Items from a dataset

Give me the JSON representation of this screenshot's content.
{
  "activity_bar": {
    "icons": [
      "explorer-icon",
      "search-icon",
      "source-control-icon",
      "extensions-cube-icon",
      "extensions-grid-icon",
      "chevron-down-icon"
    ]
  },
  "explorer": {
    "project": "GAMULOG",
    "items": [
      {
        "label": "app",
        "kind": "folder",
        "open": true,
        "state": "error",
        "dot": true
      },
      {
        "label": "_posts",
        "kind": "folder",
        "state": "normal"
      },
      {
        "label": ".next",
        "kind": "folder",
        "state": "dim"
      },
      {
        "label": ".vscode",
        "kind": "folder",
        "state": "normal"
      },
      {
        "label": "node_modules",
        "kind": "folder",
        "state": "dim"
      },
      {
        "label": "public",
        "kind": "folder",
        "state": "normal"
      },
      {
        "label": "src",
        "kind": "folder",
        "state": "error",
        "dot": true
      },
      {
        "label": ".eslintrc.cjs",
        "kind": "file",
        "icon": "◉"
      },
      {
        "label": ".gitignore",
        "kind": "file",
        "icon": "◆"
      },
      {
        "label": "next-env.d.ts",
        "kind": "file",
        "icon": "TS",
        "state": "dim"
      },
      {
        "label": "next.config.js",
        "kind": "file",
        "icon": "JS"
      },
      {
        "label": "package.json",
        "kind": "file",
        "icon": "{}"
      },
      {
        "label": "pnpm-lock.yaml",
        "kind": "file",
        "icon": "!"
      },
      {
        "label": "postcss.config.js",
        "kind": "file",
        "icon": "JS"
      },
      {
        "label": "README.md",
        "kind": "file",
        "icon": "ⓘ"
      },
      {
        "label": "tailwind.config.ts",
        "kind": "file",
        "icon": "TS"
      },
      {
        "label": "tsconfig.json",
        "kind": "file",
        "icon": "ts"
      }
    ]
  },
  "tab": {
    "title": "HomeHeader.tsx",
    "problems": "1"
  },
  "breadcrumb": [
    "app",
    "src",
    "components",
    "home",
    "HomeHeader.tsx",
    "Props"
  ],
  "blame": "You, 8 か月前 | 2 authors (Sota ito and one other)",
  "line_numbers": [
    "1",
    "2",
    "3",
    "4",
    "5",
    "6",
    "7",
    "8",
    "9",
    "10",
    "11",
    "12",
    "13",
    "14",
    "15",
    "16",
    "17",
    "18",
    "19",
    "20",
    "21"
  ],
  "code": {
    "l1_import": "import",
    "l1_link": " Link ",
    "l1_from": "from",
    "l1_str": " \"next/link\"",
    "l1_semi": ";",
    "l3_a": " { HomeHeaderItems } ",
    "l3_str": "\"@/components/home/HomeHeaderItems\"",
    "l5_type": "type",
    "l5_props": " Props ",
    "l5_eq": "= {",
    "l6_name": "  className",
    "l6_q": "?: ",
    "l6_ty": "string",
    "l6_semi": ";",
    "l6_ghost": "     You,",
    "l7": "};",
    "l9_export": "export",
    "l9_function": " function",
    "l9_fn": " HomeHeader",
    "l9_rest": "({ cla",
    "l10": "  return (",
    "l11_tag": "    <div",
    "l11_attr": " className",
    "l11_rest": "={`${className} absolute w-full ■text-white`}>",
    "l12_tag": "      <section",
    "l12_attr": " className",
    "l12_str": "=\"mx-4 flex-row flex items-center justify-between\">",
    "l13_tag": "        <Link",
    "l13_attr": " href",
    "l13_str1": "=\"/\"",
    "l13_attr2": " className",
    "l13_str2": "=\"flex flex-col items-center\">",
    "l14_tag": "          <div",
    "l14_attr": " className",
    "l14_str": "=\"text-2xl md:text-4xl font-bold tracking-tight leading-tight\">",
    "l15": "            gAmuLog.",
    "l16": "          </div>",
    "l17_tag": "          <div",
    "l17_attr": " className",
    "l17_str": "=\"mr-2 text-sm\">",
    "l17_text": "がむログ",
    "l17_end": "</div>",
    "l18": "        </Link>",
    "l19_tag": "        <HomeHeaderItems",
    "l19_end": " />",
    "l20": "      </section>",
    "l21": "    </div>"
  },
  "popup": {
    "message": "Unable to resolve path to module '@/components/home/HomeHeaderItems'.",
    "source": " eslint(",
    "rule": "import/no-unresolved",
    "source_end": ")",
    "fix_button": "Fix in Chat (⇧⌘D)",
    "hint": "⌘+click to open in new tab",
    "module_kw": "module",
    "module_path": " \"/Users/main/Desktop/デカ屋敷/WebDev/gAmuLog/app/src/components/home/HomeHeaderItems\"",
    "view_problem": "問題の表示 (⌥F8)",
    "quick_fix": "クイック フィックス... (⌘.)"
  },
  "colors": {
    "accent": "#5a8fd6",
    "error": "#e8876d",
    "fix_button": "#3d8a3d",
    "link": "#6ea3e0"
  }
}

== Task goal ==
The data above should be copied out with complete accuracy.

== Problem solution ==
Give me the JSON representation of this screenshot's content.
{
  "activity_bar": {
    "icons": [
      "explorer-icon",
      "search-icon",
      "source-control-icon",
      "extensions-cube-icon",
      "extensions-grid-icon",
      "chevron-down-icon"
    ]
  },
  "explorer": {
    "project": "GAMULOG",
    "items": [
      {
        "label": "app",
        "kind": "folder",
        "open": true,
        "state": "error",
        "dot": true
      },
      {
        "label": "_posts",
        "kind": "folder",
        "state": "normal"
      },
      {
        "label": ".next",
        "kind": "folder",
        "state": "dim"
      },
      {
        "label": ".vscode",
        "kind": "folder",
        "state": "normal"
      },
      {
        "label": "node_modules",
        "kind": "folder",
        "state": "dim"
      },
      {
        "label": "public",
        "kind": "folder",
        "state": "normal"
      },
      {
        "label": "src",
        "kind": "folder",
        "state": "error",
        "dot": true
      },
      {
        "label": ".eslintrc.cjs",
        "kind": "file",
        "icon": "◉"
      },
      {
        "label": ".gitignore",
        "kind": "file",
        "icon": "◆"
      },
      {
        "label": "next-env.d.ts",
        "kind": "file",
        "icon": "TS",
        "state": "dim"
      },
      {
        "label": "next.config.js",
        "kind": "file",
        "icon": "JS"
      },
      {
        "label": "package.json",
        "kind": "file",
        "icon": "{}"
      },
      {
        "label": "pnpm-lock.yaml",
        "kind": "file",
        "icon": "!"
      },
      {
        "label": "postcss.config.js",
        "kind": "file",
        "icon": "JS"
      },
      {
        "label": "README.md",
        "kind": "file",
        "icon": "ⓘ"
      },
      {
        "label": "tailwind.config.ts",
        "kind": "file",
        "icon": "TS"
      },
      {
        "label": "tsconfig.json",
        "kind": "file",
        "icon": "ts"
      }
    ]
  },
  "tab": {
    "title": "HomeHeader.tsx",
    "problems": "1"
  },
  "breadcrumb": [
    "app",
    "src",
    "components",
    "home",
    "HomeHeader.tsx",
    "Props"
  ],
  "blame": "You, 8 か月前 | 2 authors (Sota ito and one other)",
  "line_numbers": [
    "1",
    "2",
    "3",
    "4",
    "5",
    "6",
    "7",
    "8",
    "9",
    "10",
    "11",
    "12",
    "13",
    "14",
    "15",
    "16",
    "17",
    "18",
    "19",
    "20",
    "21"
  ],
  "code": {
    "l1_import": "import",
    "l1_link": " Link ",
    "l1_from": "from",
    "l1_str": " \"next/link\"",
    "l1_semi": ";",
    "l3_a": " { HomeHeaderItems } ",
    "l3_str": "\"@/components/home/HomeHeaderItems\"",
    "l5_type": "type",
    "l5_props": " Props ",
    "l5_eq": "= {",
    "l6_name": "  className",
    "l6_q": "?: ",
    "l6_ty": "string",
    "l6_semi": ";",
    "l6_ghost": "     You,",
    "l7": "};",
    "l9_export": "export",
    "l9_function": " function",
    "l9_fn": " HomeHeader",
    "l9_rest": "({ cla",
    "l10": "  return (",
    "l11_tag": "    <div",
    "l11_attr": " className",
    "l11_rest": "={`${className} absolute w-full ■text-white`}>",
    "l12_tag": "      <section",
    "l12_attr": " className",
    "l12_str": "=\"mx-4 flex-row flex items-center justify-between\">",
    "l13_tag": "        <Link",
    "l13_attr": " href",
    "l13_str1": "=\"/\"",
    "l13_attr2": " className",
    "l13_str2": "=\"flex flex-col items-center\">",
    "l14_tag": "          <div",
    "l14_attr": " className",
    "l14_str": "=\"text-2xl md:text-4xl font-bold tracking-tight leading-tight\">",
    "l15": "            gAmuLog.",
    "l16": "          </div>",
    "l17_tag": "          <div",
    "l17_attr": " className",
    "l17_str": "=\"mr-2 text-sm\">",
    "l17_text": "がむログ",
    "l17_end": "</div>",
    "l18": "        </Link>",
    "l19_tag": "        <HomeHeaderItems",
    "l19_end": " />",
    "l20": "      </section>",
    "l21": "    </div>"
  },
  "popup": {
    "message": "Unable to resolve path to module '@/components/home/HomeHeaderItems'.",
    "source": " eslint(",
    "rule": "import/no-unresolved",
    "source_end": ")",
    "fix_button": "Fix in Chat (⇧⌘D)",
    "hint": "⌘+click to open in new tab",
    "module_kw": "module",
    "module_path": " \"/Users/main/Desktop/デカ屋敷/WebDev/gAmuLog/app/src/components/home/HomeHeaderItems\"",
    "view_problem": "問題の表示 (⌥F8)",
    "quick_fix": "クイック フィックス... (⌘.)"
  },
  "colors": {
    "accent": "#5a8fd6",
    "error": "#e8876d",
    "fix_button": "#3d8a3d",
    "link": "#6ea3e0"
  }
}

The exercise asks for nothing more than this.